Website and app data records
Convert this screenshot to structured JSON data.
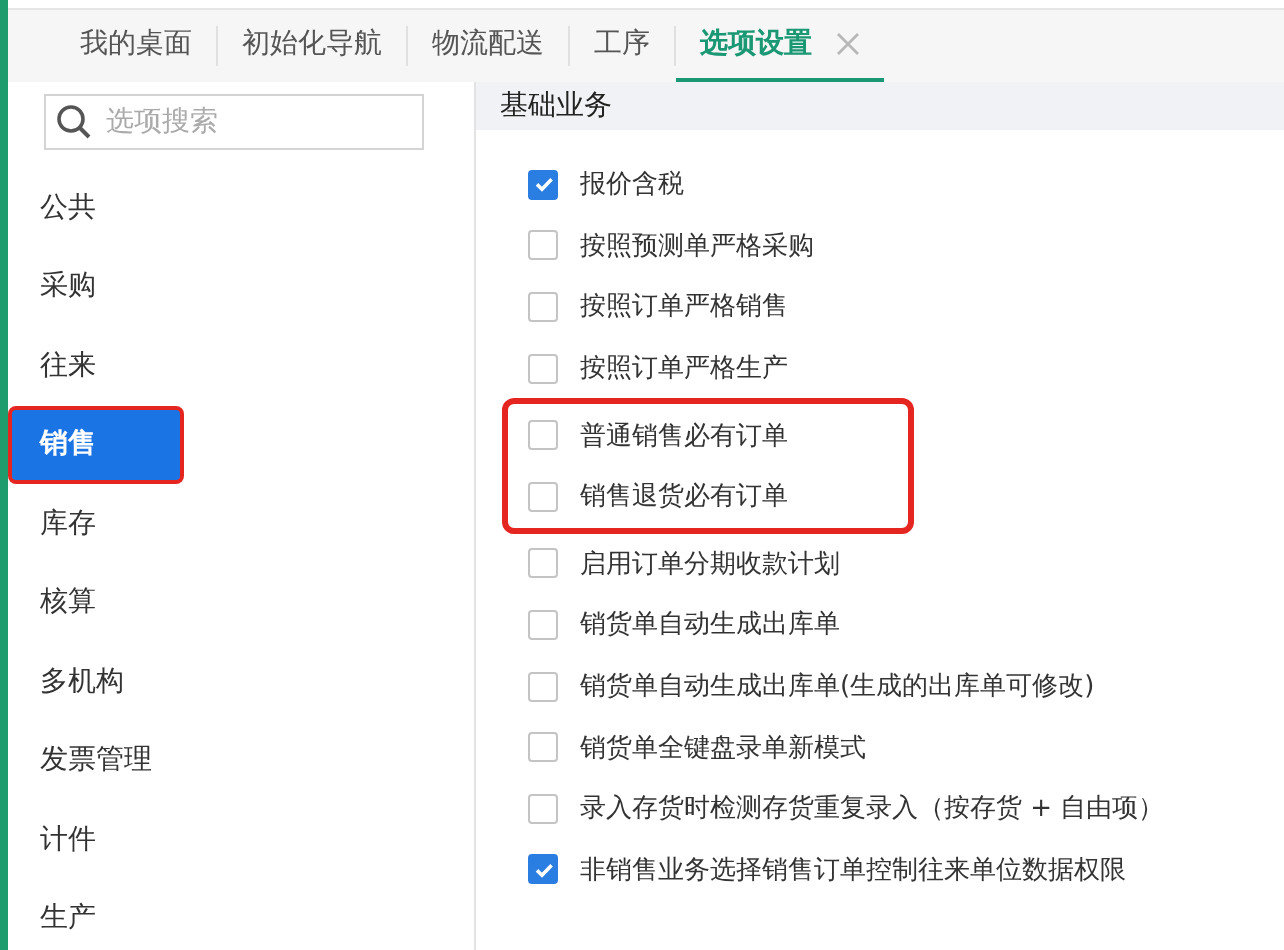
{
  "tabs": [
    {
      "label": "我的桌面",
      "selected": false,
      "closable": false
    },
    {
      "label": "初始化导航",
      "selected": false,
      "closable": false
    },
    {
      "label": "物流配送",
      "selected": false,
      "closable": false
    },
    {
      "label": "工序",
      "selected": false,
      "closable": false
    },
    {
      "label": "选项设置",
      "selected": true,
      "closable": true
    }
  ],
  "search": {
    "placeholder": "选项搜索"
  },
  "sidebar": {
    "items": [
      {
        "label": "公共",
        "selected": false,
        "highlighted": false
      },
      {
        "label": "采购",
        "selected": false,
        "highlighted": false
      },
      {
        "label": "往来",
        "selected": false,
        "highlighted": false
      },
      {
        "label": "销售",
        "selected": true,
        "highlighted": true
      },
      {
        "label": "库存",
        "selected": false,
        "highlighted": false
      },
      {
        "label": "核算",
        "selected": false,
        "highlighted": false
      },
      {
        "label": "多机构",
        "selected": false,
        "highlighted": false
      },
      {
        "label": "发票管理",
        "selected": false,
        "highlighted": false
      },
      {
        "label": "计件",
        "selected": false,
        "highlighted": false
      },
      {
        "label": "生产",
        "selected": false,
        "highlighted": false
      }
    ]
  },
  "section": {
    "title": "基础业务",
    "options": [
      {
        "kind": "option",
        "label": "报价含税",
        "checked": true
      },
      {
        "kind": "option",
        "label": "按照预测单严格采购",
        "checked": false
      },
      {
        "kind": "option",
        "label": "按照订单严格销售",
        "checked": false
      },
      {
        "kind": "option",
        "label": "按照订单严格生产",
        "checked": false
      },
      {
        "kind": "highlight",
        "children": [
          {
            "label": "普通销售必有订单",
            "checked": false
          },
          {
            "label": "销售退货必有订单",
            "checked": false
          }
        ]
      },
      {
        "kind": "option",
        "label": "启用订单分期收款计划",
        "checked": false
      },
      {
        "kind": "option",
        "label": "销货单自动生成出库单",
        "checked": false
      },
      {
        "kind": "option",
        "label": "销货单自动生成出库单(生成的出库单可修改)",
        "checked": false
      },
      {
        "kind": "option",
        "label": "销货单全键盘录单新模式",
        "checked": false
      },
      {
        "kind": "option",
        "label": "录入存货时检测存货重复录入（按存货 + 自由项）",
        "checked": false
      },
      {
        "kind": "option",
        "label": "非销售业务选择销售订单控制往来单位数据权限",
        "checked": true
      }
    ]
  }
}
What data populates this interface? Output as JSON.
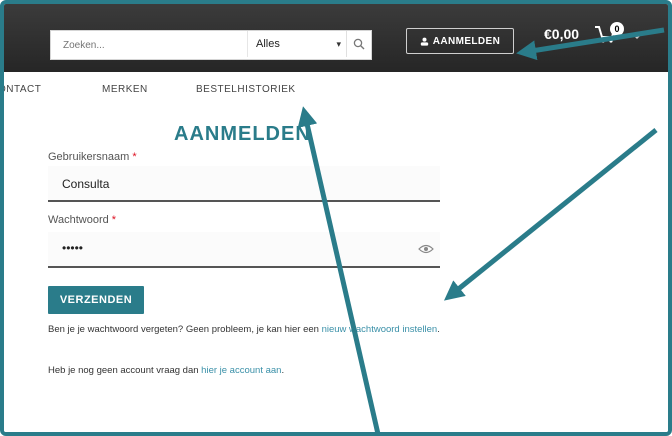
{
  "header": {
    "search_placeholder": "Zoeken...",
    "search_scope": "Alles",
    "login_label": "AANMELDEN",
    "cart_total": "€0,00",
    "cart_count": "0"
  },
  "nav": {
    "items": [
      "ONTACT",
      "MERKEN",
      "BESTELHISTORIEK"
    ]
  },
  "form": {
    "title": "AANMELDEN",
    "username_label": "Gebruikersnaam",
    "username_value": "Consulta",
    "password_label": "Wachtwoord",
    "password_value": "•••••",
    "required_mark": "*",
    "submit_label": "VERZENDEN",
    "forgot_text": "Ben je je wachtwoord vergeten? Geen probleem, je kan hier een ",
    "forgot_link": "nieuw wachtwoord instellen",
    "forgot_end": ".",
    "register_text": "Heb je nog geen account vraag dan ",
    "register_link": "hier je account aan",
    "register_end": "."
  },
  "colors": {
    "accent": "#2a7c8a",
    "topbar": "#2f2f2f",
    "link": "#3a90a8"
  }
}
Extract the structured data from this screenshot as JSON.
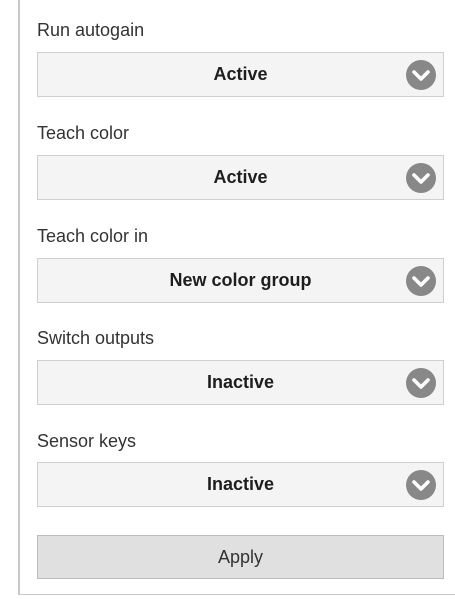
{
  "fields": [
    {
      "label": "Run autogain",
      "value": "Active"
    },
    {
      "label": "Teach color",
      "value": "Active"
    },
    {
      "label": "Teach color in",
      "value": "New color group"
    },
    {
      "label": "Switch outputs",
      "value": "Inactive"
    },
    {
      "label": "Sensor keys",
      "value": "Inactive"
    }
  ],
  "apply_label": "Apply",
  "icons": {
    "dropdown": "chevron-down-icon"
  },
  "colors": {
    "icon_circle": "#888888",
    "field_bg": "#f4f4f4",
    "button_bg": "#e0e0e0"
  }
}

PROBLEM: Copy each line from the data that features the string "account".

RESPONSE BOX:
    "register_text": "Heb je nog geen account vraag dan ",
    "register_link": "hier je account aan",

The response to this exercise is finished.